June 9, 2015 | Policy Brief

Turkey After the Elections

June 9, 2015 | Policy Brief

Turkey After the Elections

In Turkey’s election on Sunday, the ruling Justice and Development Party (AKP) lost its parliamentary majority for the first time in 13 years, and will be unable to form the next government on its own. The AKP now has 45 days to form a government or Turkey will need to hold another election within six months.

A government may now be formed in two ways: the AKP could find a coalition partner with which to form a majority government, or it could form a minority government through a vote of confidence. Either option faces major obstacles, and presages instability in Ankara.

The AKP needs only one coalition partner to achieve a simple majority. Much depends on whether President Recep Tayyip Erdogan dials back his political meddling, which is a precondition for any party to join the AKP. The most likely coalition prospect is the right-wing Nationalist Movement Party (MHP), but the AKP would need to give significant concessions – particularly to scale back the ongoing peace process with the Kurds.

Meanwhile, the runner-up People’s Republican Party (CHP) – the leftist, secularist antithesis of the AKP – has expressed its desire to lead a coalition of opposition parties. Such a coalition, however, would require three parties. Awkwardly, the aforementioned MHP nationalists would need to reconcile their differences with the pro-Kurdish People’s Democratic Party (HDP).

Should the AKP try to form a minority government, it will need to persuade opposition deputies to support it in a vote of confidence, thereby enabling the party to operate with less than a simple majority. But this is not only a maneuver available to the AKP. If the AKP fails, the CHP may try to do the same.

All of these scenarios require laborious inter-party negotiations, which could quite easily fail.

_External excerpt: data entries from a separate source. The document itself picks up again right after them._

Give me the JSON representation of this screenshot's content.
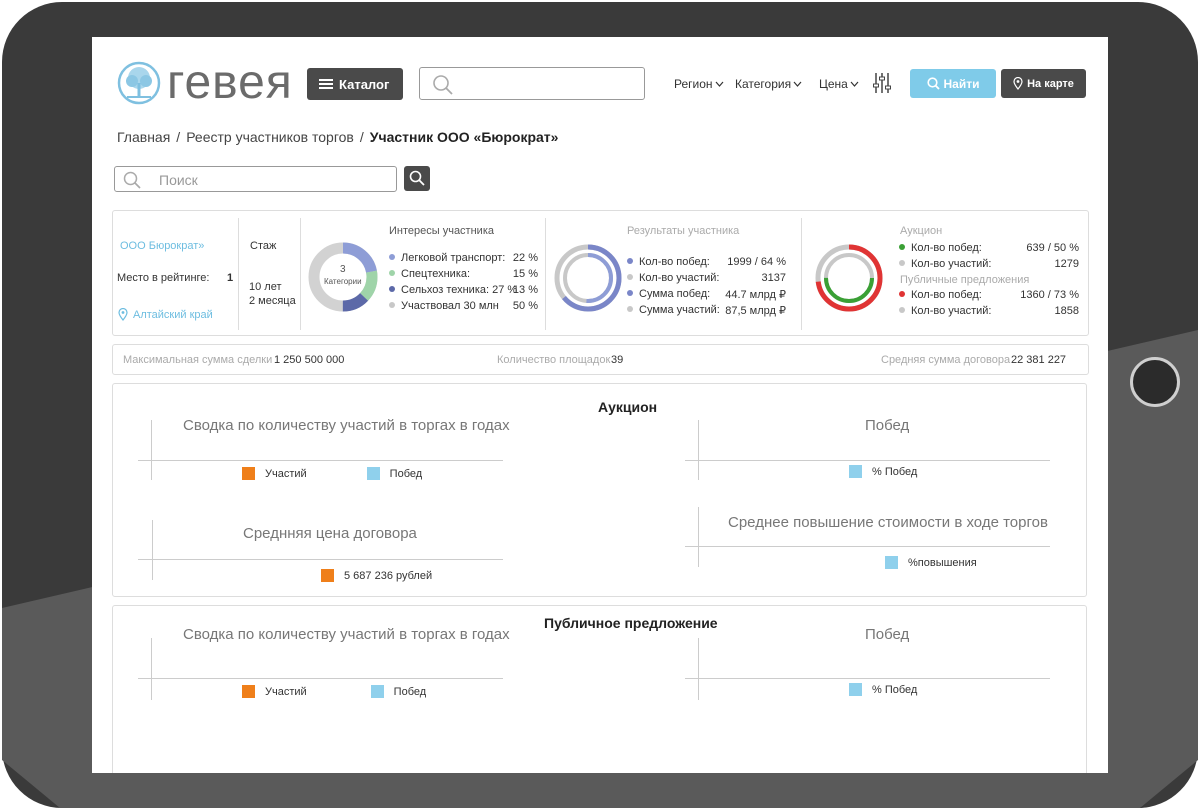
{
  "logo": {
    "text": "гевея"
  },
  "header": {
    "catalog_label": "Каталог",
    "search_placeholder": "",
    "filters": [
      "Регион",
      "Категория",
      "Цена"
    ],
    "find_label": "Найти",
    "map_label": "На карте"
  },
  "breadcrumbs": [
    "Главная",
    "Реестр участников торгов",
    "Участник ООО «Бюрократ»"
  ],
  "page_search": {
    "placeholder": "Поиск"
  },
  "participant": {
    "name": "ООО Бюрократ»",
    "rating_label": "Место в рейтинге:",
    "rating_value": "1",
    "region": "Алтайский край",
    "experience_label": "Стаж",
    "experience_years": "10 лет",
    "experience_months": "2 месяца"
  },
  "interests": {
    "title": "Интересы участника",
    "center_count": "3",
    "center_label": "Категории",
    "rows": [
      {
        "label": "Легковой транспорт:",
        "value": "22 %",
        "color": "#8e9dd6"
      },
      {
        "label": "Спецтехника:",
        "value": "15 %",
        "color": "#9fd4a9"
      },
      {
        "label": "Сельхоз техника: 27 %",
        "value": "13 %",
        "color": "#5c69a8"
      },
      {
        "label": "Участвовал 30 млн",
        "value": "50 %",
        "color": "#c8c8c8"
      }
    ]
  },
  "results": {
    "title": "Результаты участника",
    "rows": [
      {
        "label": "Кол-во побед:",
        "value": "1999 / 64 %",
        "color": "#7a86c8"
      },
      {
        "label": "Кол-во участий:",
        "value": "3137",
        "color": "#c8c8c8"
      },
      {
        "label": "Сумма побед:",
        "value": "44.7 млрд ₽",
        "color": "#7a86c8"
      },
      {
        "label": "Сумма участий:",
        "value": "87,5 млрд ₽",
        "color": "#c8c8c8"
      }
    ]
  },
  "auction": {
    "title": "Аукцион",
    "rows": [
      {
        "label": "Кол-во побед:",
        "value": "639 / 50 %",
        "color": "#3aa035"
      },
      {
        "label": "Кол-во участий:",
        "value": "1279",
        "color": "#c8c8c8"
      }
    ],
    "public_title": "Публичные  предложения",
    "public_rows": [
      {
        "label": "Кол-во побед:",
        "value": "1360 / 73 %",
        "color": "#e03434"
      },
      {
        "label": "Кол-во участий:",
        "value": "1858",
        "color": "#c8c8c8"
      }
    ]
  },
  "summary": {
    "max_deal_label": "Максимальная сумма сделки",
    "max_deal_value": "1 250 500 000",
    "platforms_label": "Количество площадок",
    "platforms_value": "39",
    "avg_contract_label": "Средняя сумма договора",
    "avg_contract_value": "22 381 227"
  },
  "auction_section": {
    "title": "Аукцион",
    "chart1_title": "Сводка по количеству участий в торгах в годах",
    "chart1_legend": [
      "Участий",
      "Побед"
    ],
    "chart2_title": "Побед",
    "chart2_legend": "% Побед",
    "chart3_title": "Среднняя цена договора",
    "chart3_legend": "5 687 236 рублей",
    "chart4_title": "Среднее повышение стоимости в ходе торгов",
    "chart4_legend": "%повышения"
  },
  "public_section": {
    "title": "Публичное предложение",
    "chart1_title": "Сводка по количеству участий в торгах в годах",
    "chart1_legend": [
      "Участий",
      "Побед"
    ],
    "chart2_title": "Побед",
    "chart2_legend": "% Побед"
  },
  "colors": {
    "orange": "#ef7f1a",
    "light_blue": "#8fd0ec",
    "dark": "#4a4a4a",
    "accent": "#7fcbe9"
  }
}
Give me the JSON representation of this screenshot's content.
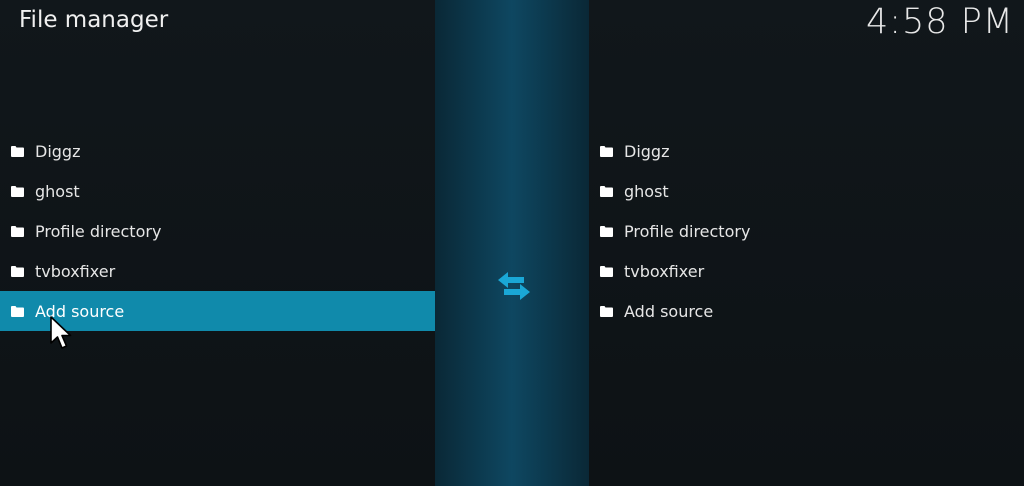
{
  "header": {
    "title": "File manager",
    "clock": "4:58 PM"
  },
  "left_pane": {
    "items": [
      {
        "label": "Diggz",
        "icon": "folder-icon"
      },
      {
        "label": "ghost",
        "icon": "folder-icon"
      },
      {
        "label": "Profile directory",
        "icon": "folder-icon"
      },
      {
        "label": "tvboxfixer",
        "icon": "folder-icon"
      },
      {
        "label": "Add source",
        "icon": "folder-icon",
        "focused": true
      }
    ]
  },
  "right_pane": {
    "items": [
      {
        "label": "Diggz",
        "icon": "folder-icon"
      },
      {
        "label": "ghost",
        "icon": "folder-icon"
      },
      {
        "label": "Profile directory",
        "icon": "folder-icon"
      },
      {
        "label": "tvboxfixer",
        "icon": "folder-icon"
      },
      {
        "label": "Add source",
        "icon": "folder-icon"
      }
    ]
  },
  "center": {
    "icon": "swap-arrows-icon"
  },
  "colors": {
    "background": "#0f1418",
    "focus": "#108aab",
    "accent": "#1aa7d6",
    "center_bar": "#0e4761"
  }
}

This raises the very real possibility of early elections.

For now, the AKP appears ready to negotiate as a means to stay in power. If this is the case, the party will be forced to respect Turkey’s democracy. Its failure to do so in the past is exactly what brought the AKP to this difficult crossroads.

Merve Tahiroglu is a research associate at Foundation for Defense of Democracies. Find her on Twitter: @MerveTahiroglu